During the consultations held by the OSC, Teachers’ proposed that all TSX non-Venture issuers be required to appoint a minimum of three female directors over an appropriate phase-in period – with sanctions for non-compliance. This would be a TSX listing requirement to be enforced by the Exchange beginning in 2020. The seven-year phase-in period would serve to reduce potential for disruptions without diminishing the board’s responsibility to take timely action and implement the required changes. We are aware that it might not be practical to require small boards to comply with the proposed threshold of three. In these cases, a scaled approach such as the one in Norway may be necessary.
The threshold of three female directors is a means to an end – more diverse boards. According to our review of related research, there must be at least three female directors on a board for women to participate fully and effectively. A 2006 study by Kramer, Konrad and Erkut shows that when a board has just one woman, other directors may see her as a token female or stereotype her opinions as representing those of all women.
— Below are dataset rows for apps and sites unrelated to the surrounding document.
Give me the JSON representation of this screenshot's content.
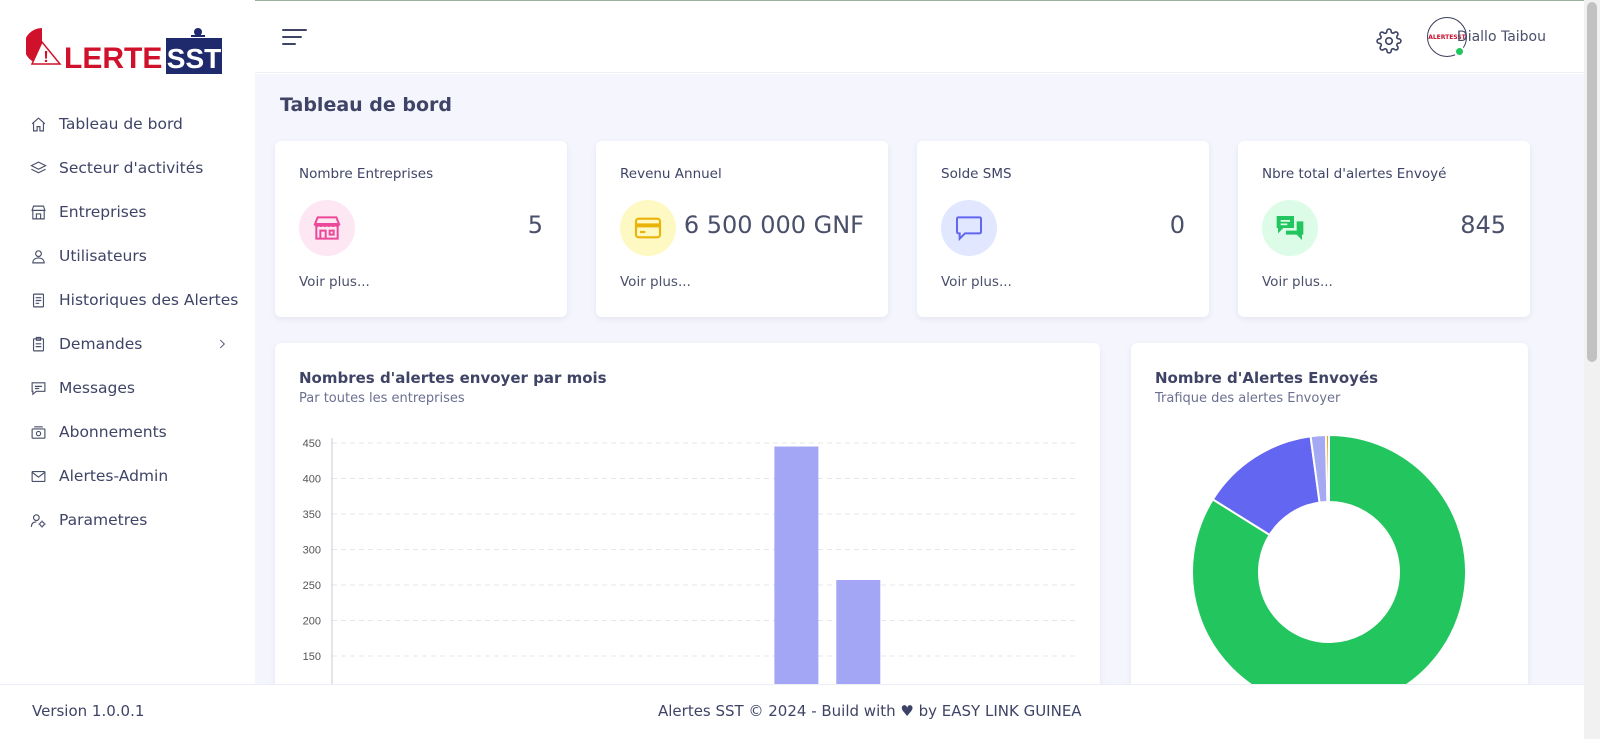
{
  "brand": {
    "logo_prefix": "!",
    "logo_word": "LERTE",
    "logo_suffix": "SST"
  },
  "sidebar": {
    "items": [
      {
        "label": "Tableau de bord",
        "icon": "home-icon"
      },
      {
        "label": "Secteur d'activités",
        "icon": "layers-icon"
      },
      {
        "label": "Entreprises",
        "icon": "building-icon"
      },
      {
        "label": "Utilisateurs",
        "icon": "user-icon"
      },
      {
        "label": "Historiques des Alertes",
        "icon": "document-icon"
      },
      {
        "label": "Demandes",
        "icon": "clipboard-icon"
      },
      {
        "label": "Messages",
        "icon": "message-icon"
      },
      {
        "label": "Abonnements",
        "icon": "subscription-icon"
      },
      {
        "label": "Alertes-Admin",
        "icon": "mail-icon"
      },
      {
        "label": "Parametres",
        "icon": "user-gear-icon"
      }
    ]
  },
  "header": {
    "user_name": "Diallo Taibou",
    "avatar_text": "ALERTESST"
  },
  "main": {
    "page_title": "Tableau de bord",
    "stats": [
      {
        "title": "Nombre Entreprises",
        "value": "5",
        "link": "Voir plus...",
        "icon": "store-icon",
        "color": "#ec4899",
        "bg": "#fce7f3"
      },
      {
        "title": "Revenu Annuel",
        "value": "6 500 000 GNF",
        "link": "Voir plus...",
        "icon": "credit-card-icon",
        "color": "#eab308",
        "bg": "#fef9c3"
      },
      {
        "title": "Solde SMS",
        "value": "0",
        "link": "Voir plus...",
        "icon": "chat-bubble-icon",
        "color": "#6366f1",
        "bg": "#e0e7ff"
      },
      {
        "title": "Nbre total d'alertes Envoyé",
        "value": "845",
        "link": "Voir plus...",
        "icon": "chat-bubbles-icon",
        "color": "#22c55e",
        "bg": "#dcfce7"
      }
    ],
    "bar_panel": {
      "title": "Nombres d'alertes envoyer par mois",
      "subtitle": "Par toutes les entreprises"
    },
    "donut_panel": {
      "title": "Nombre d'Alertes Envoyés",
      "subtitle": "Trafique des alertes Envoyer"
    }
  },
  "chart_data": [
    {
      "type": "bar",
      "yticks": [
        150,
        200,
        250,
        300,
        350,
        400,
        450
      ],
      "ylim": [
        0,
        450
      ],
      "color": "#a3a6f5",
      "series": [
        {
          "values": [
            0,
            0,
            0,
            0,
            0,
            0,
            0,
            445,
            257,
            0,
            0,
            0
          ]
        }
      ]
    },
    {
      "type": "pie",
      "values": [
        703,
        117,
        15,
        3
      ],
      "colors": [
        "#22c55e",
        "#6366f1",
        "#a5a8f3",
        "#f59e0b"
      ]
    }
  ],
  "footer": {
    "version": "Version 1.0.0.1",
    "copyright": "Alertes SST © 2024 - Build with ♥ by EASY LINK GUINEA"
  }
}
The research also shows that when two women serve on a board, these effects generally persist but to a lesser degree.
However, when three or more women sit on a board, the other directors see the women as individuals with their own views and personalities. Gender is no longer a barrier to acceptance or to the ability to contribute to board deliberations. As a result, female directors can have a much greater impact on boardroom dynamics and discussions.
And female directors do make a difference. A 2011 study by Catalyst provides further evidence that greater representation of women on boards can effect positive change across companies. Results of the study showed that Fortune 500 companies with three or more women on their boards significantly outperformed those with no female directors four out of five years between 2004 and 2008.
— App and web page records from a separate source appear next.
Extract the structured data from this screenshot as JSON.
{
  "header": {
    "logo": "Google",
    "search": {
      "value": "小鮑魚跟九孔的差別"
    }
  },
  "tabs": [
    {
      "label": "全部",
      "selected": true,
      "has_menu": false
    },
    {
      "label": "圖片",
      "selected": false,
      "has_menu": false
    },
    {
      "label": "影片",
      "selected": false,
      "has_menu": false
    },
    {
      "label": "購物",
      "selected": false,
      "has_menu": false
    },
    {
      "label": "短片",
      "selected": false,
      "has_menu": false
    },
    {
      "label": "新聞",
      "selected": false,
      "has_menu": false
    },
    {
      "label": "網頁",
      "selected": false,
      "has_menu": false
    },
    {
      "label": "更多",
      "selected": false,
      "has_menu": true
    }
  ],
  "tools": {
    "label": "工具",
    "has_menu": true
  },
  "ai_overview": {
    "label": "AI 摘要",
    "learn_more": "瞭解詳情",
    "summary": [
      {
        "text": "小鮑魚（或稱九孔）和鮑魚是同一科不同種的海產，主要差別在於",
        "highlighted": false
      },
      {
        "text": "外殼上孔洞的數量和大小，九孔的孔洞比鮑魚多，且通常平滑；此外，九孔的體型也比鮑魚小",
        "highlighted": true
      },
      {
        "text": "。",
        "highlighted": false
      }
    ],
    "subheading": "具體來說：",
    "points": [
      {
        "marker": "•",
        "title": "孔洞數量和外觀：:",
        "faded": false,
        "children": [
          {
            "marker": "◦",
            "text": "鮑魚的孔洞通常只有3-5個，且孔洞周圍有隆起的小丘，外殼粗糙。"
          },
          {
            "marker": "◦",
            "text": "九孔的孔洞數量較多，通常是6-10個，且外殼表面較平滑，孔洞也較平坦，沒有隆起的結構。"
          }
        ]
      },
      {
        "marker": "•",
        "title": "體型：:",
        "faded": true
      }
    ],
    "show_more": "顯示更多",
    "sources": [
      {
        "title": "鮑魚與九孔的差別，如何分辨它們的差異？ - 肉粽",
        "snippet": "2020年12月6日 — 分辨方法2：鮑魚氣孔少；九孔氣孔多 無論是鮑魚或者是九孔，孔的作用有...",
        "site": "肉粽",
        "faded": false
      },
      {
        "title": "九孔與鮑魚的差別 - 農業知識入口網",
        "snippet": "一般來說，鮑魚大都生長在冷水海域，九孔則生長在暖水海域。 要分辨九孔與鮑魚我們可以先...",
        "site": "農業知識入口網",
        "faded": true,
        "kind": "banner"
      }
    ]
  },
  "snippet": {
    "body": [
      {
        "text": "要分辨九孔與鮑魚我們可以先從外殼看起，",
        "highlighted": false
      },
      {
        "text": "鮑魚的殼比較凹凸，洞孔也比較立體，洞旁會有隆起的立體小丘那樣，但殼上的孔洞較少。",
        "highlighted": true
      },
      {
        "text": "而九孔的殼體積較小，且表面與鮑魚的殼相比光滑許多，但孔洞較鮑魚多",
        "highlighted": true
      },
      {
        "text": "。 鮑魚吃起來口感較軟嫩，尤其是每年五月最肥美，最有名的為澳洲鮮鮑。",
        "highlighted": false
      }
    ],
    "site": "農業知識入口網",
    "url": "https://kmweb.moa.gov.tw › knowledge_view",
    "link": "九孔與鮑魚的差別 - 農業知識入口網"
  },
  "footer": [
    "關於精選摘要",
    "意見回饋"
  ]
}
Teachers’ does not believe companies would have trouble finding three women to serve as directors. There are several databases in Canada that provide access to a large number of qualified females. Our experience suggests that boards can overcome this challenge by reassessing their search, evaluation and selection process to ensure it is sufficiently broad and deep enough to expand the pool of director candidates.
Teachers’ also proposed that boards maintain a high level of transparency in the director recruitment process. This will mitigate the risks of tokenism that are often associated with setting minimum targets.
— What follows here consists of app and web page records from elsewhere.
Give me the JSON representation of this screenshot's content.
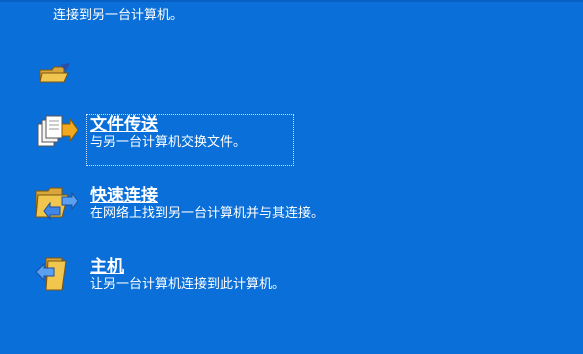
{
  "intro": {
    "text": "连接到另一台计算机。",
    "icon": "folder-arrow-icon"
  },
  "options": [
    {
      "title": "文件传送",
      "description": "与另一台计算机交换文件。",
      "icon": "file-transfer-icon"
    },
    {
      "title": "快速连接",
      "description": "在网络上找到另一台计算机并与其连接。",
      "icon": "quick-connect-icon"
    },
    {
      "title": "主机",
      "description": "让另一台计算机连接到此计算机。",
      "icon": "host-icon"
    }
  ],
  "colors": {
    "background": "#0a6fd8",
    "text": "#ffffff"
  }
}
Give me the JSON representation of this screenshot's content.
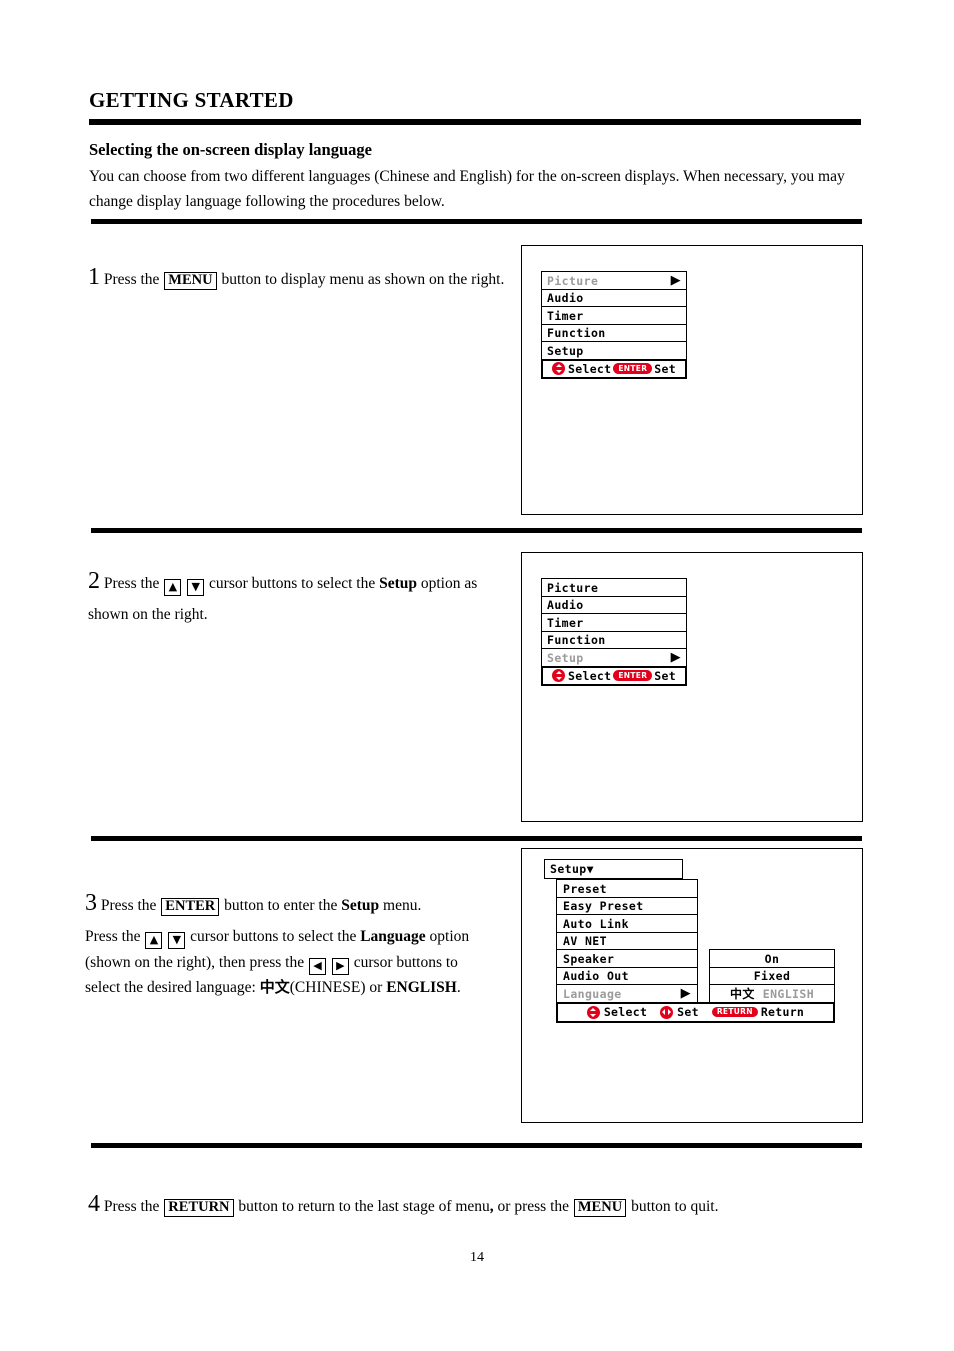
{
  "document": {
    "chapter_title": "GETTING STARTED",
    "section_heading": "Selecting the on-screen display language",
    "intro_paragraph": "You can choose from two different languages (Chinese and English) for the on-screen displays. When necessary, you may change display language following the procedures below.",
    "page_number": "14"
  },
  "steps": {
    "step1": {
      "number": "1",
      "text_a": "Press the",
      "key_menu": "MENU",
      "text_b": "button to display menu as shown on the right."
    },
    "step2": {
      "number": "2",
      "text_a": "Press the",
      "key_up": "▲",
      "key_down": "▼",
      "text_b": "cursor buttons to select the",
      "bold_setup": "Setup",
      "text_c": "option as shown on the right."
    },
    "step3": {
      "number": "3",
      "line1_a": "Press the",
      "key_enter": "ENTER",
      "line1_b": "button to enter the",
      "line1_bold": "Setup",
      "line1_c": "menu.",
      "line2_a": "Press the",
      "key_up": "▲",
      "key_down": "▼",
      "line2_b": "cursor buttons to select the",
      "line2_bold": "Language",
      "line2_c": "option",
      "line3_a": "(shown on the right), then press the",
      "key_left": "◀",
      "key_right": "▶",
      "line3_b": "cursor buttons to",
      "line4_a": "select the desired language:",
      "lang_chinese": "中文",
      "line4_b": "(CHINESE) or",
      "lang_english": "ENGLISH",
      "line4_c": "."
    },
    "step4": {
      "number": "4",
      "text_a": "Press the",
      "key_return": "RETURN",
      "text_b": "button to return to the last stage of menu",
      "comma": ",",
      "text_c": "or press the",
      "key_menu": "MENU",
      "text_d": "button to quit."
    }
  },
  "osd": {
    "main_menu_items": [
      "Picture",
      "Audio",
      "Timer",
      "Function",
      "Setup"
    ],
    "screen1": {
      "highlighted_item": "Picture",
      "items": [
        {
          "label": "Picture",
          "dim": true,
          "arrow": "▶"
        },
        {
          "label": "Audio",
          "dim": false,
          "arrow": ""
        },
        {
          "label": "Timer",
          "dim": false,
          "arrow": ""
        },
        {
          "label": "Function",
          "dim": false,
          "arrow": ""
        },
        {
          "label": "Setup",
          "dim": false,
          "arrow": ""
        }
      ],
      "hint_select": "Select",
      "hint_enter_badge": "ENTER",
      "hint_set": "Set"
    },
    "screen2": {
      "highlighted_item": "Setup",
      "items": [
        {
          "label": "Picture",
          "dim": false,
          "arrow": ""
        },
        {
          "label": "Audio",
          "dim": false,
          "arrow": ""
        },
        {
          "label": "Timer",
          "dim": false,
          "arrow": ""
        },
        {
          "label": "Function",
          "dim": false,
          "arrow": ""
        },
        {
          "label": "Setup",
          "dim": true,
          "arrow": "▶"
        }
      ],
      "hint_select": "Select",
      "hint_enter_badge": "ENTER",
      "hint_set": "Set"
    },
    "screen3": {
      "title": "Setup",
      "title_arrow": "▼",
      "rows": [
        {
          "label": "Preset",
          "dim": false,
          "arrow": "",
          "value": null,
          "value2": null
        },
        {
          "label": "Easy Preset",
          "dim": false,
          "arrow": "",
          "value": null,
          "value2": null
        },
        {
          "label": "Auto Link",
          "dim": false,
          "arrow": "",
          "value": null,
          "value2": null
        },
        {
          "label": "AV NET",
          "dim": false,
          "arrow": "",
          "value": null,
          "value2": null
        },
        {
          "label": "Speaker",
          "dim": false,
          "arrow": "",
          "value": "On",
          "value2": null
        },
        {
          "label": "Audio Out",
          "dim": false,
          "arrow": "",
          "value": "Fixed",
          "value2": null
        },
        {
          "label": "Language",
          "dim": true,
          "arrow": "▶",
          "value": "中文",
          "value2": "ENGLISH"
        }
      ],
      "hint_select": "Select",
      "hint_set": "Set",
      "hint_return": "Return",
      "hint_return_badge": "RETURN"
    }
  },
  "colors": {
    "accent_red": "#e2001a",
    "dim_grey": "#9b9b9b",
    "ink": "#000000",
    "paper": "#ffffff"
  }
}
Furthermore, companies should be required to disclose their board evaluation and director selection practices annually. This would allow their shareholders to evaluate the breadth and depth of the processes and the extent to which diversity is considered part of the recruitment process for board members.
Diversity is an important factor in creating effective boards that deliver and sustain value. And it is time for an approach that will have a more immediate and profound impact on Canadian boards. In our view, establishing a minimum threshold of three women directors as a requirement for TSX listing is the best way to increase the participation of women on boards, a catalyst that Teachers’ believes will result in more diverse and, therefore, more effective boards and organizations.